• _EXERCISE AIM_:
Pull out every line below that contains the word "this".

• _DATA TO PROCESS_:
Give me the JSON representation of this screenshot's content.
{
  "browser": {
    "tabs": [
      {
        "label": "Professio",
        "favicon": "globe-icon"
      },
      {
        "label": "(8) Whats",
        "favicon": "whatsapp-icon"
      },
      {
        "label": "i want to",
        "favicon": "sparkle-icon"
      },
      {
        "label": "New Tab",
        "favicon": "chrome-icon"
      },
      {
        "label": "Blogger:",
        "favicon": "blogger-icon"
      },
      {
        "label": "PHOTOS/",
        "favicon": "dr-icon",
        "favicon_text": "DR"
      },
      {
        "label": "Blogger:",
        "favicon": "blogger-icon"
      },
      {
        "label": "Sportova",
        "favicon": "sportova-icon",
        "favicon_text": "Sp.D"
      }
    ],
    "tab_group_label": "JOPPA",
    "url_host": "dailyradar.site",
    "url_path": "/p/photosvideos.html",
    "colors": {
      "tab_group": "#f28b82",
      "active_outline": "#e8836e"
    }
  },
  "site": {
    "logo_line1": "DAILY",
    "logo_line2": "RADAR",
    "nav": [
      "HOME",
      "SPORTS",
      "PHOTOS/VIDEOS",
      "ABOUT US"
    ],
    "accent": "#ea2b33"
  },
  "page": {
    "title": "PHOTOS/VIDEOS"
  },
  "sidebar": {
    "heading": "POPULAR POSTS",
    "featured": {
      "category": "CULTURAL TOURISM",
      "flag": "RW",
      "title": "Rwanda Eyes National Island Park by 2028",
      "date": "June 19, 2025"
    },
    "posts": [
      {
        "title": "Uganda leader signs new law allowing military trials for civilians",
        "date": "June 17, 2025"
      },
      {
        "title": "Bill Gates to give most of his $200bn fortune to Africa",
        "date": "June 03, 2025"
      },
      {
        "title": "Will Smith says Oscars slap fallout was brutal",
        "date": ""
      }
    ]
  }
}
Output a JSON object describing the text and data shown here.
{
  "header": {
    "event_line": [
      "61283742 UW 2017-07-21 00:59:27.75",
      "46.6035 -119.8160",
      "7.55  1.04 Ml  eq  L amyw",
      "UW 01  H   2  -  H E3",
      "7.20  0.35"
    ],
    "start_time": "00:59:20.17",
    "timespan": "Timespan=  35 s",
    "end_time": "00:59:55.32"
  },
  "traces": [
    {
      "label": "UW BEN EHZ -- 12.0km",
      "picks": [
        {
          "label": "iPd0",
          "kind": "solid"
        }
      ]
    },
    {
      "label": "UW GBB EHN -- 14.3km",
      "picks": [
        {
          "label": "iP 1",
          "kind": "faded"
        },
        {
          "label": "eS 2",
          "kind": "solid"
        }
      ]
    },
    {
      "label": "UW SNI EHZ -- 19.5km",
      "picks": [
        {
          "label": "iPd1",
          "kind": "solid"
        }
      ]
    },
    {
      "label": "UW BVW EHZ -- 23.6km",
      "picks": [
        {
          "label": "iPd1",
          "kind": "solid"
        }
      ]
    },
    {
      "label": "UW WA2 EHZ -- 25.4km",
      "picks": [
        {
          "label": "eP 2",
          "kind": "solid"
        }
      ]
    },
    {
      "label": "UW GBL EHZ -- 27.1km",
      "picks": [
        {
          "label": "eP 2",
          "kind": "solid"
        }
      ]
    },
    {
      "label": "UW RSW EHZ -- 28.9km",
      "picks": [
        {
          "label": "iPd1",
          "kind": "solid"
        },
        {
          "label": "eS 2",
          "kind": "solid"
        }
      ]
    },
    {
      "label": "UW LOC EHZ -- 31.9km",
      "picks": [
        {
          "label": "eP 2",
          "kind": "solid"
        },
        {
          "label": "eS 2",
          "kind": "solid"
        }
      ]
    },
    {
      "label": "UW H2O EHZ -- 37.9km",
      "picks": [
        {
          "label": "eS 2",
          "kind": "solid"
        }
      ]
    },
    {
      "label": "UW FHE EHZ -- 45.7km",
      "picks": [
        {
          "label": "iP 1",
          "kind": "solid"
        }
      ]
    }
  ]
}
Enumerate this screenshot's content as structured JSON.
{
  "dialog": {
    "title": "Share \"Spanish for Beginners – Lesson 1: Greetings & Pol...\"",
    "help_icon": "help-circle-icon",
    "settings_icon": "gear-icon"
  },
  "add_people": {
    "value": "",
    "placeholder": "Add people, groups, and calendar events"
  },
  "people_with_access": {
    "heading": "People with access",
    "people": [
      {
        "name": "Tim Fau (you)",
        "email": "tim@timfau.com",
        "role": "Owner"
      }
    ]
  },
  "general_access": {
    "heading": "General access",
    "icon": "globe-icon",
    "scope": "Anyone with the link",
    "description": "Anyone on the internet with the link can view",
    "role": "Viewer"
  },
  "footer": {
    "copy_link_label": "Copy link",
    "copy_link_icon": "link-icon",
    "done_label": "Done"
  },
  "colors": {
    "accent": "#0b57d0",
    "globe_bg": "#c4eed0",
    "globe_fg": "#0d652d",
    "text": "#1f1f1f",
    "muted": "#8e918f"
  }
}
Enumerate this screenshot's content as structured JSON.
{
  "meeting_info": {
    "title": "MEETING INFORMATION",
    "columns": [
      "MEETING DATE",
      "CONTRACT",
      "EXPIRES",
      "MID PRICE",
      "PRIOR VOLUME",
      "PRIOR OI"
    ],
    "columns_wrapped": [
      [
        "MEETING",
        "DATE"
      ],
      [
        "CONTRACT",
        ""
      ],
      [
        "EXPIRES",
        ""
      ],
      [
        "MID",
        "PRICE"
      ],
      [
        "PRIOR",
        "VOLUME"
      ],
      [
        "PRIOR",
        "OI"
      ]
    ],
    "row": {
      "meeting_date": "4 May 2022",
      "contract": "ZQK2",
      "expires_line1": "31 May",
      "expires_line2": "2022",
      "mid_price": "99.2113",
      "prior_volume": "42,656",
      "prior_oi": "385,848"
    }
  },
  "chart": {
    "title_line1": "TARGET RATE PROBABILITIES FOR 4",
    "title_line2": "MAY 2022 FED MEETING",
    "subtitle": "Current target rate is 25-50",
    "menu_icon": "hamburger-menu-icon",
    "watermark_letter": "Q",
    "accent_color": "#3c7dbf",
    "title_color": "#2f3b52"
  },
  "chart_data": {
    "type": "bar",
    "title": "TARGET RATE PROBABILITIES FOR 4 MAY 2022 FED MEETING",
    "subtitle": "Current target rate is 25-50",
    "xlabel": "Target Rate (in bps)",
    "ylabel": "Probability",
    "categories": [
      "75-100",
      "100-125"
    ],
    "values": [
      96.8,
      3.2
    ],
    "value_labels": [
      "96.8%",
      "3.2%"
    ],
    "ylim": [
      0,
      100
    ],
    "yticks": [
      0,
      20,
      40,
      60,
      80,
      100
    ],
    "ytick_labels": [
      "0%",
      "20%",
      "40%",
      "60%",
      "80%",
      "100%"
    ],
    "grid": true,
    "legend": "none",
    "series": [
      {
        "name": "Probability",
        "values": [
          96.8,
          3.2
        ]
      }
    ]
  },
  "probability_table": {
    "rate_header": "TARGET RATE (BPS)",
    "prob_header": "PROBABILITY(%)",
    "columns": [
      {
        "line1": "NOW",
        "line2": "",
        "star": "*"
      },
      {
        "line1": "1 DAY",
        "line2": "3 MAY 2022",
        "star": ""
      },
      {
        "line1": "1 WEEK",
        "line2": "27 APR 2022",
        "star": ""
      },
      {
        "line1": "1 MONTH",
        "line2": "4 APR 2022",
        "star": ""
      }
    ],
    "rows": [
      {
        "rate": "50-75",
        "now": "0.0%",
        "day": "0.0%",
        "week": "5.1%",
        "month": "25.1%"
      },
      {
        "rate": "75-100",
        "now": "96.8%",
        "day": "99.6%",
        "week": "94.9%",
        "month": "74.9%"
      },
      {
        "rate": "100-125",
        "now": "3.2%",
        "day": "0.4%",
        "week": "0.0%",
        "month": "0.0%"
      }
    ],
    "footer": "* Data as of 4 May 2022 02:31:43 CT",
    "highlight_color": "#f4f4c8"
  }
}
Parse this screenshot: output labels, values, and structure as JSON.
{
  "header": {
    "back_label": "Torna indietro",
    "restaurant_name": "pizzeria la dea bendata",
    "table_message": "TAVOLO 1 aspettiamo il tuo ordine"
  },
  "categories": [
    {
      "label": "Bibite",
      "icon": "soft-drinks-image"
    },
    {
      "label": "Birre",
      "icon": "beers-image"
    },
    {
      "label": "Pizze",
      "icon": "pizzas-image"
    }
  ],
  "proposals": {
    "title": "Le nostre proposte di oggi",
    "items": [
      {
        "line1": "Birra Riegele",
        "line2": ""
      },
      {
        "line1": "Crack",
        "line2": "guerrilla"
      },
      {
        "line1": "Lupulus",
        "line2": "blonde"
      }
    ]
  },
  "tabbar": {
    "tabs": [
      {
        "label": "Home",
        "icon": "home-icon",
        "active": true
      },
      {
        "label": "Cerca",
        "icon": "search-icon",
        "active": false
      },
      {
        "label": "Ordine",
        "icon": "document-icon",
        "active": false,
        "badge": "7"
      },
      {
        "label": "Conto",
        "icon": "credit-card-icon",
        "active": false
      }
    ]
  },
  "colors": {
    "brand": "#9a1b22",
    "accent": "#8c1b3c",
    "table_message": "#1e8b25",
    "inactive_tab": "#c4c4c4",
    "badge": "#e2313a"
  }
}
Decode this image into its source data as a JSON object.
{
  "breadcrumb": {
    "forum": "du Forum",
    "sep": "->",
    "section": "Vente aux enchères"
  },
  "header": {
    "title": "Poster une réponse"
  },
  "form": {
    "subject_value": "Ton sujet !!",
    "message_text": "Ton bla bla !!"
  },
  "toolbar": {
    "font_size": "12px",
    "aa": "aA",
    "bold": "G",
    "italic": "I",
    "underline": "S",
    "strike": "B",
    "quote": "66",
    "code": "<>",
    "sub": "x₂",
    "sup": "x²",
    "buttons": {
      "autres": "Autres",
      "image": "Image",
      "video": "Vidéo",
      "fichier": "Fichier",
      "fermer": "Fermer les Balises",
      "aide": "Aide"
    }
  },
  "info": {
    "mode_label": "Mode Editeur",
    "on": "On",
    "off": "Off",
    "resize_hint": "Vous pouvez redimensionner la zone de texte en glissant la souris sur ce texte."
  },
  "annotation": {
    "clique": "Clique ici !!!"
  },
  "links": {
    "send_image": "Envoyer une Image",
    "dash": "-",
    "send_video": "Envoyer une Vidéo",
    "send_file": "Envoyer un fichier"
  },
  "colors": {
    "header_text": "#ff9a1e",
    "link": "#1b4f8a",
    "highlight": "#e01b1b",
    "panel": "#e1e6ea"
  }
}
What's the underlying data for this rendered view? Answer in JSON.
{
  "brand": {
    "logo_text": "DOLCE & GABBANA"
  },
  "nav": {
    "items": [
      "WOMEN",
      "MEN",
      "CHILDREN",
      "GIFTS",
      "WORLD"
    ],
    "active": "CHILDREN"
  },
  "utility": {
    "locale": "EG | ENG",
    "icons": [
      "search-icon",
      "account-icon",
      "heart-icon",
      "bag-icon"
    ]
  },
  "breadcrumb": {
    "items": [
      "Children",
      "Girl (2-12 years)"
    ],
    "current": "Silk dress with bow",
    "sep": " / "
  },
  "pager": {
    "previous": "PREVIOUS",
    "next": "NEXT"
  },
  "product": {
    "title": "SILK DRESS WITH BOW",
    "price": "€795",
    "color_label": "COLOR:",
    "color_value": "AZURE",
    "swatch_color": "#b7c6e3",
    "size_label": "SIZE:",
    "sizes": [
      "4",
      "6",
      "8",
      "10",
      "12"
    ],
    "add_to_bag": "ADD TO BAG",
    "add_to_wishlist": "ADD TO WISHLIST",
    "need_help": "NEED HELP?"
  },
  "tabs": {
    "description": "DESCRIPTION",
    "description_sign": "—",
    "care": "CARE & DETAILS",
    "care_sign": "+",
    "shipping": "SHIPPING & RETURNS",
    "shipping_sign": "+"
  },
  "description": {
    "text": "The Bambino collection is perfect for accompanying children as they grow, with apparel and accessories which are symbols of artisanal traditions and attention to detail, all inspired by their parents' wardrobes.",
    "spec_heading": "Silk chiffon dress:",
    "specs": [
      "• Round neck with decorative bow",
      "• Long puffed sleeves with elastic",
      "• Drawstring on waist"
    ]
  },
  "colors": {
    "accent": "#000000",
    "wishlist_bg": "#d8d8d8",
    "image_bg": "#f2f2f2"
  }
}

• _RESULT OF THE EXERCISE_:
Give me the JSON representation of this screenshot's content.
Enumerate this screenshot's content as structured JSON.
Enumerate this screenshot's content as structured JSON.
Parse this screenshot: output labels, values, and structure as JSON.
Decode this image into its source data as a JSON object.
What's the underlying data for this rendered view? Answer in JSON.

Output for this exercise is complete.